### [Collected data]
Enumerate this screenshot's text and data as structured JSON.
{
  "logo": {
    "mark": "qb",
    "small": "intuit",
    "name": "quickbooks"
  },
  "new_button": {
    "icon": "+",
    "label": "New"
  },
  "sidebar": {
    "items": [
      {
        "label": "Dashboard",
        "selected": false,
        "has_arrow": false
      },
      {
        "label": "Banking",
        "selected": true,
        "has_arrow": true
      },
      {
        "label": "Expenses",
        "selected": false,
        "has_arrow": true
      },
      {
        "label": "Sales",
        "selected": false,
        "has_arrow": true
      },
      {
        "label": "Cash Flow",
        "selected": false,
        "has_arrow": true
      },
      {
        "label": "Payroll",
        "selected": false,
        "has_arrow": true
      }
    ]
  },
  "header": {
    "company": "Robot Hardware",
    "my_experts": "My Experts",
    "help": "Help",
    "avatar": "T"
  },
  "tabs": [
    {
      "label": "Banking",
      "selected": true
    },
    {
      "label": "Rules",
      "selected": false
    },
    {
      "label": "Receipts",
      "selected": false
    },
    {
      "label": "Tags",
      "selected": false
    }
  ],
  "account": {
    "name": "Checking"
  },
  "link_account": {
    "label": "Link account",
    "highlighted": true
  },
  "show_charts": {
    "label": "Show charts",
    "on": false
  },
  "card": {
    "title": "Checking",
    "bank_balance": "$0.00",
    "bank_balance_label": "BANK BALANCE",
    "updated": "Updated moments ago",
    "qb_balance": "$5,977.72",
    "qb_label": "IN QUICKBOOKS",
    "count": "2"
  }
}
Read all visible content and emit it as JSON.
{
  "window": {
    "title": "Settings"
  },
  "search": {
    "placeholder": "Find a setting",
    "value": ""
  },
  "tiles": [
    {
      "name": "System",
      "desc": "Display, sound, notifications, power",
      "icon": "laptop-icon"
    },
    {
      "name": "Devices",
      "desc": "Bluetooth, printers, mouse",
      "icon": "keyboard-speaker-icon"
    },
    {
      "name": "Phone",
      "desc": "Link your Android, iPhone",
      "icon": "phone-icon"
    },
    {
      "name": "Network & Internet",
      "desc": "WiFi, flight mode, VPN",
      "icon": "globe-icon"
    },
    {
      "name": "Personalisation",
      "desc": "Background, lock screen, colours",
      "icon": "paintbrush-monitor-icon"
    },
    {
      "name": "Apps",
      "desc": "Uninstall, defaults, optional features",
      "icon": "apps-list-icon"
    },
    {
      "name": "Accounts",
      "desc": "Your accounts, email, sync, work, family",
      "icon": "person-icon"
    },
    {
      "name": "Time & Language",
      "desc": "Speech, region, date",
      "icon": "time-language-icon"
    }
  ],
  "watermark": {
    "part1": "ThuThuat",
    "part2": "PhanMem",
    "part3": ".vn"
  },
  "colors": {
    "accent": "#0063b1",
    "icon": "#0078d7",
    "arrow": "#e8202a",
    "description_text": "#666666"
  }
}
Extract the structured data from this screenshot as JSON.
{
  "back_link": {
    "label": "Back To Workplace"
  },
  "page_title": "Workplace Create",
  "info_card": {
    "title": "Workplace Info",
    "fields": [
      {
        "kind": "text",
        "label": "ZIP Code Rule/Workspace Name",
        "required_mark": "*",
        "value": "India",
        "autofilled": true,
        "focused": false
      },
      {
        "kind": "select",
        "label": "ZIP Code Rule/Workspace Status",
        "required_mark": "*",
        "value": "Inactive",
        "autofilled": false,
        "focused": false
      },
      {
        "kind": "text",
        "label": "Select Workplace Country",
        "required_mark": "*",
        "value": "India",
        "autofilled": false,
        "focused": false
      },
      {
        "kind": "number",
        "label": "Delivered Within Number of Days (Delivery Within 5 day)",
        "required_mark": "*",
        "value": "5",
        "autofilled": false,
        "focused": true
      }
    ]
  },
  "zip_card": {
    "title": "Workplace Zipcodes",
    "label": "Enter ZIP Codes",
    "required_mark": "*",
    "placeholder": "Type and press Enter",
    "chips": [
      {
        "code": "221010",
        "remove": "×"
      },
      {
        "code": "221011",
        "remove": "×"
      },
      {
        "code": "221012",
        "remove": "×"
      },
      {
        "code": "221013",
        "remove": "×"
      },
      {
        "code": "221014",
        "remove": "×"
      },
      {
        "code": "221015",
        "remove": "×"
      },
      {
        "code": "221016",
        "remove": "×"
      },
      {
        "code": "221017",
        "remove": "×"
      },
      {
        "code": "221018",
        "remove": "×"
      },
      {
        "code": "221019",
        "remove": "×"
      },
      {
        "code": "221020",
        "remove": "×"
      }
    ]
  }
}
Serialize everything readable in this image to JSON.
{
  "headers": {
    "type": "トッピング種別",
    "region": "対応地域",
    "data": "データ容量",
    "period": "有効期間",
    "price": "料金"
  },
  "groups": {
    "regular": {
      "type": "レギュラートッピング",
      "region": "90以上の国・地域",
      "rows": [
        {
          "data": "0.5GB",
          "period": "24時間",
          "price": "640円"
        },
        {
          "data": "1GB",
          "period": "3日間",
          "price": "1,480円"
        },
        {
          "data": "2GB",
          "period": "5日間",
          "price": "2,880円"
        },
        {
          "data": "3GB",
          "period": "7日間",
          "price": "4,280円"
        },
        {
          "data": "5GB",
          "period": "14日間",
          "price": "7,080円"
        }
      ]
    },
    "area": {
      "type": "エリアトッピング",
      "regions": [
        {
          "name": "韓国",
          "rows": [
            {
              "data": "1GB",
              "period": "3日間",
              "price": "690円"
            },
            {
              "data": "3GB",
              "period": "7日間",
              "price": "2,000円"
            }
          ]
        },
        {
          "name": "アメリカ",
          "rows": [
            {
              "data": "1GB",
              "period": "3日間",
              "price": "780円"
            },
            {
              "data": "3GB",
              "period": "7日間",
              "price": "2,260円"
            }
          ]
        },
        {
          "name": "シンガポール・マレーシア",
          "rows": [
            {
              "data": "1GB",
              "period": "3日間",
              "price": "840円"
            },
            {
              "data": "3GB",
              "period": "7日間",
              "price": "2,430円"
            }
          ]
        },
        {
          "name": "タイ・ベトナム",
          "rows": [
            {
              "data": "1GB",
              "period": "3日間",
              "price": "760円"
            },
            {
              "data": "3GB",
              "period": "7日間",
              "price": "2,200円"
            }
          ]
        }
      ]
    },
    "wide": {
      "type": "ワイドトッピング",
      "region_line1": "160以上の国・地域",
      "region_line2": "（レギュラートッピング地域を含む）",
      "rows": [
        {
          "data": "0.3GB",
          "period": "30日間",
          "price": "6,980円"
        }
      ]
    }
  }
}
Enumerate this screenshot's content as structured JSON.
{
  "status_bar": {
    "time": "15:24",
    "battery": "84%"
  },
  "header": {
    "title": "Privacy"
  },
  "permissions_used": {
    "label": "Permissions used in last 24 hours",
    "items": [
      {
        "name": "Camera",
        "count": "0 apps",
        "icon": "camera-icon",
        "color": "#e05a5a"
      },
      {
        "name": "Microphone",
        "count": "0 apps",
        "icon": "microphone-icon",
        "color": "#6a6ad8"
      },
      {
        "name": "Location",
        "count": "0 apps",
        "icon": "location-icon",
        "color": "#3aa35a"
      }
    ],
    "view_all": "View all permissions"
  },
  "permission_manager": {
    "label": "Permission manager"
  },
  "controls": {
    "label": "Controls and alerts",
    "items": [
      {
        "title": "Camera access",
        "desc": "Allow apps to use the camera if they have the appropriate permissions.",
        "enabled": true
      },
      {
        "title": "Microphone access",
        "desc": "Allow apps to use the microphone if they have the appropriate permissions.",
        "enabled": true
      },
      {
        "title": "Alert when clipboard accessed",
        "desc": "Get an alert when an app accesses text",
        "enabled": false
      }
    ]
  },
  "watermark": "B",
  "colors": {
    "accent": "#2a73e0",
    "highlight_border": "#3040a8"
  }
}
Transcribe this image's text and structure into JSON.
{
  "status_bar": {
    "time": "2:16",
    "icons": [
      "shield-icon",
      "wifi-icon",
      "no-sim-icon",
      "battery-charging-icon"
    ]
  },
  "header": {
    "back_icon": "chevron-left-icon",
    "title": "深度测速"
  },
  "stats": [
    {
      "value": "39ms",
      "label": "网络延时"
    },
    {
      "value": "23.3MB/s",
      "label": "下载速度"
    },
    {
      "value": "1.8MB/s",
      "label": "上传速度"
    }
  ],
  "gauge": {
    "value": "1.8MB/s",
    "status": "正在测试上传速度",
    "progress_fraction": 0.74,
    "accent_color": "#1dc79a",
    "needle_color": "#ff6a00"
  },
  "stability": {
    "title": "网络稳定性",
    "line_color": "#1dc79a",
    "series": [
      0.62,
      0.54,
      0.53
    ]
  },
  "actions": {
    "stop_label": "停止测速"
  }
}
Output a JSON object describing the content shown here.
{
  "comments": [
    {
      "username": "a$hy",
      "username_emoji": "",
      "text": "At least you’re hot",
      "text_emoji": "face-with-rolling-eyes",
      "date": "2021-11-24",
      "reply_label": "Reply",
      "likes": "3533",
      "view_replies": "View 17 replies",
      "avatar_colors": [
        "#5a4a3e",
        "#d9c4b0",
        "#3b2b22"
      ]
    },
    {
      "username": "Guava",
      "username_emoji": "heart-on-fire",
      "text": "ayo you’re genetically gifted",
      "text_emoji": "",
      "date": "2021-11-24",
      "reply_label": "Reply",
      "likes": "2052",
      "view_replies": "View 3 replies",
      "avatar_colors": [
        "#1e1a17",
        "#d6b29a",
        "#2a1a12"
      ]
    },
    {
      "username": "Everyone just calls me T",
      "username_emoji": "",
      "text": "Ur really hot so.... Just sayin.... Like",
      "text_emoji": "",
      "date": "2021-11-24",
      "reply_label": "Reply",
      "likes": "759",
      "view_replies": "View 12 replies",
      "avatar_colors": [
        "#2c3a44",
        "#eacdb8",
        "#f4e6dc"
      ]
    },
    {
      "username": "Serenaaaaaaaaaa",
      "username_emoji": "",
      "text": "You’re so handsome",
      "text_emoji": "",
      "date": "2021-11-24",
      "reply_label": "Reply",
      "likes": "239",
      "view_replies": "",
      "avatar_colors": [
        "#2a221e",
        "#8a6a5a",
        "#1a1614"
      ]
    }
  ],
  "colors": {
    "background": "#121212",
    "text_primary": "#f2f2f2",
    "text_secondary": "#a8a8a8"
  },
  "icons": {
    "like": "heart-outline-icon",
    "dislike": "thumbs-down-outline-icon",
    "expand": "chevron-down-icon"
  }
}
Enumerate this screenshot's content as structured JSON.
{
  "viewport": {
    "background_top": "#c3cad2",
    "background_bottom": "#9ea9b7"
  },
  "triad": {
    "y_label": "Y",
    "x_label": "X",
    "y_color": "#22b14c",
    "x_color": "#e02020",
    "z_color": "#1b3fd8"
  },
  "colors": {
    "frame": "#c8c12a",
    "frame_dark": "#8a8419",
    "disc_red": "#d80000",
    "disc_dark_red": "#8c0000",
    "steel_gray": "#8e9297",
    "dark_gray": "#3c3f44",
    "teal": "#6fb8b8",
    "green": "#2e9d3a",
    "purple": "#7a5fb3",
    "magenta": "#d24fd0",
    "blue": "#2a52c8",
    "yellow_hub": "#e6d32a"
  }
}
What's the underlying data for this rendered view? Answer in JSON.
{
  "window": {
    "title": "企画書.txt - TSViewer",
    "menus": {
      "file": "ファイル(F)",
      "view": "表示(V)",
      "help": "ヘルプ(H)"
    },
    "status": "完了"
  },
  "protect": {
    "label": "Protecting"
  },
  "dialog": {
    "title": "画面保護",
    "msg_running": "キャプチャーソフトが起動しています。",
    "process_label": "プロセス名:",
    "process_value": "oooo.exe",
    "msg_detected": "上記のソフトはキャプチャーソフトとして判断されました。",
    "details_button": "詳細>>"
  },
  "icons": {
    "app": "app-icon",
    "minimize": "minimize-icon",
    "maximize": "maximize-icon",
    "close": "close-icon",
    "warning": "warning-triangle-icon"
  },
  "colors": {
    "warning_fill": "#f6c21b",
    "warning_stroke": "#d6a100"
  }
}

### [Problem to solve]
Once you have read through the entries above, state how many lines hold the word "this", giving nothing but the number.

### [Final answer]
7